If investigators can prove General Motors knew about the now widely publicized ignition switch safety defect when testifying during its 2009 bankruptcy, the company may be held accountable for fraud against the court, according to a report from Bloomberg Businessweek.
U.S. Bankruptcy Judge Robert Gerber said if GM “knew about the switch problem and intended to keep it from me, that might constitute fraud on the court,” at a hearing in Manhattan yesterday. Additionally, if plaintiffs suing the automaker because their vehicle lost value due to the ignition switch recall can prove this, they may have a stronger case than they currently do, Gerber also noted.
Then CEO of GM, Fritz Henderson, said he “did not know anything about it (the ignition switch),” in an email to Bloomberg. If lawyers can prove he did in fact know about it in 2009, GM may face an expensive penalty. One lawyer representing plaintiffs in a fallen car-price suit has demanded $10 billion for car owners who weren’t injured in accidents, but just have Cobalts and Ions with lowered resale value.

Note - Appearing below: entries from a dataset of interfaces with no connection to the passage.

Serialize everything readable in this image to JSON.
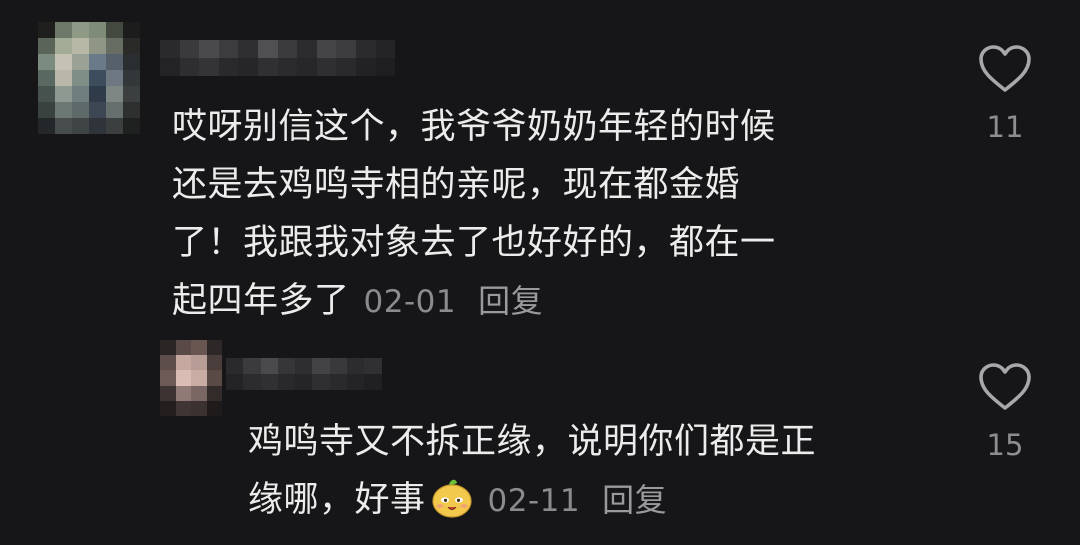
{
  "comments": [
    {
      "text_lines": [
        "哎呀别信这个，我爷爷奶奶年轻的时候",
        "还是去鸡鸣寺相的亲呢，现在都金婚",
        "了！我跟我对象去了也好好的，都在一",
        "起四年多了"
      ],
      "date": "02-01",
      "reply_label": "回复",
      "likes": "11",
      "like_icon": "heart-outline-icon"
    },
    {
      "text_lines": [
        "鸡鸣寺又不拆正缘，说明你们都是正",
        "缘哪，好事"
      ],
      "emoji": "smiling-face-sticker-icon",
      "date": "02-11",
      "reply_label": "回复",
      "likes": "15",
      "like_icon": "heart-outline-icon"
    }
  ],
  "colors": {
    "background": "#161618",
    "text": "#ececec",
    "meta": "#8b8b8e",
    "icon": "#a8a8ab"
  }
}
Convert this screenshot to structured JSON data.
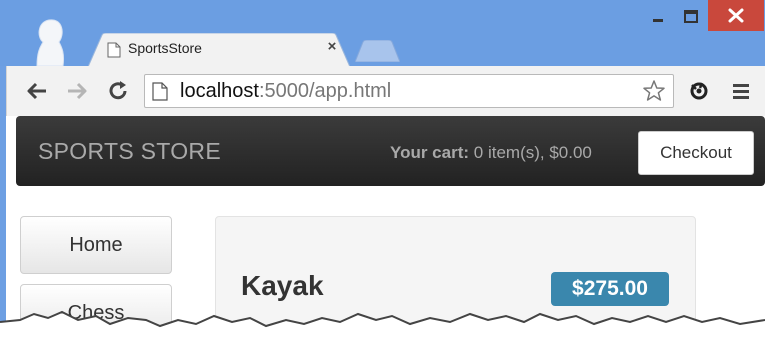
{
  "browser": {
    "tab_title": "SportsStore",
    "tab_close": "×",
    "url_host": "localhost",
    "url_rest": ":5000/app.html"
  },
  "page": {
    "brand": "SPORTS STORE",
    "cart": {
      "label": "Your cart:",
      "summary": "0 item(s), $0.00"
    },
    "checkout_label": "Checkout",
    "categories": [
      {
        "label": "Home"
      },
      {
        "label": "Chess"
      }
    ],
    "product": {
      "name": "Kayak",
      "price": "$275.00"
    }
  },
  "colors": {
    "chrome_blue": "#6b9ee2",
    "navbar_dark": "#222222",
    "price_badge": "#3a87ad",
    "close_red": "#c9483c"
  }
}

Gerber didn’t accuse anyone at GM of deceiving him during its restructuring in 2009, and instead said he was offering a hypothesis on how customers in lost resale value suits could win their case. He was the same judge who freed GM of any accountability for defective products that were produced pre-2009 under the guidance of ‘Old GM’.
Lawyers representing car owners say Gerber’s 2009 ruling lifting GM’s accountability doesn’t apply to them because the automaker was aware of the defect and didn’t tell customers at the time of the bankruptcy. Anton Valukas probe of GM indicated none of the senior executives at the time knew about the faulty switch.
Gerber yesterday met with lawyers filing about 90 different lawsuits on behalf of GM customers with vehicles they say have lost their value. He is tasked with deciding whether or not to allow the cases to proceed or to bar the larger claims. Gerber won’t hold another hearing on the matter until Sept. 15 or later, a GM timetable indicated.